Other highlights included “Light” from the new album with its comforting chorus, “Shine your light over me/All of my fears are gone/And it don’t bother me/If it’s not meant to be,” and the four-song encore set that surveyed all three of Kiwanuka’s albums, ending with a pair from Love & Hate: the crowd-pleasing “Cold Little Heart” and an extended version of the inspiring title track with its refrain of “You can’t take me down/You can’t break me down.”
All in all, 75 percent of the songs were from the new album, including the first four in a row. That might be risky for many artists, but from the reception Kiwanuka received I would say that the bulk of the crowd agrees with me that his new album is his best yet.

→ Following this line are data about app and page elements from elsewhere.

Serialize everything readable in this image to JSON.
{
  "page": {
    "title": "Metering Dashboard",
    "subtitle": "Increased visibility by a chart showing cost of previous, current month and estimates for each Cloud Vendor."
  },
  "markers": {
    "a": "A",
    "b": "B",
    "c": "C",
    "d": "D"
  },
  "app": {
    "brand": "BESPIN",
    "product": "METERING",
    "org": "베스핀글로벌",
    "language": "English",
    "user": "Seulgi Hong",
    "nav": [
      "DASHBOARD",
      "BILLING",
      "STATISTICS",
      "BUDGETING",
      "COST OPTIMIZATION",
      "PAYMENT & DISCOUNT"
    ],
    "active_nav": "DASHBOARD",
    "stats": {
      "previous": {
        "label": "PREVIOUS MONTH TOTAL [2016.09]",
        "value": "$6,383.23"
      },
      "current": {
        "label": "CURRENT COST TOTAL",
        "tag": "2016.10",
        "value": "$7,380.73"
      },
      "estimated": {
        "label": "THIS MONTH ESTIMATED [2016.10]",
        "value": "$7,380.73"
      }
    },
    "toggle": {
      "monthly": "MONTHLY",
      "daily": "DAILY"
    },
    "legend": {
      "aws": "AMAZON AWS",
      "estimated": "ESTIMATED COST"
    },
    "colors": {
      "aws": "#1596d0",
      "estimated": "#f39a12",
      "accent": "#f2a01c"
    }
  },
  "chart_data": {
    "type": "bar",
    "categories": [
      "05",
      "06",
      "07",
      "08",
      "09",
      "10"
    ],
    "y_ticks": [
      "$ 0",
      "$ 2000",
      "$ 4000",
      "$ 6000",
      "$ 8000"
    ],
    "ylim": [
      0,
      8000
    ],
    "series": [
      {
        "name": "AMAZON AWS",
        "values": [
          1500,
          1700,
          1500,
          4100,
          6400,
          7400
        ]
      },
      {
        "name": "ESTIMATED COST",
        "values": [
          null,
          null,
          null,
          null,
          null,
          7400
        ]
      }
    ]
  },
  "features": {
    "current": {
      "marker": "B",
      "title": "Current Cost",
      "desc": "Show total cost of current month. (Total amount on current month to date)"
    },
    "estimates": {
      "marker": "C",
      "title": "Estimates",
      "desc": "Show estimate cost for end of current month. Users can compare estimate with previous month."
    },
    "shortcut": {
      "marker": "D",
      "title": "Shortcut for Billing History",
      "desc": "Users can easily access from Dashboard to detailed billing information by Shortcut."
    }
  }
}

I would also say that this would be an ideal time for him to put out a live album because his live show is polished and his rapport with his adoring crowd is apparent, from what I saw at Royale and from recent television appearances on The Ellen Degeneres Show and The Late Show With Stephen Colbert.
Kiwanuka begins a European tour on March 1, which runs though the end of November; that means it will be at least a year before locals have an opportunity to see him again. When he does return, no doubt at a larger venue, I strongly recommend catching the performance. Kiwanuka is an artist to be reckoned with; he has something to say and he will fill you with light.
Jason M. Rubin has been a professional writer for more than 33 years, the last 18 of which as senior creative associate at Libretto Inc., a Boston-based strategic communications agency where he has won awards for his copywriting. He has written for The Arts Fuse since 2012. Jason’s first novel, The Grave & The Gay, based on a 17th-century English folk ballad, was published in September 2012. His current book, Ancient Tales Newly Told, released in March 2019, combines in a single volume an updated version of his first novel with a new work of historical fiction, King of Kings, depicting the meeting of King Solomon and the Queen of Sheba. Jason holds a BA in Journalism from the University of Massachusetts Amherst.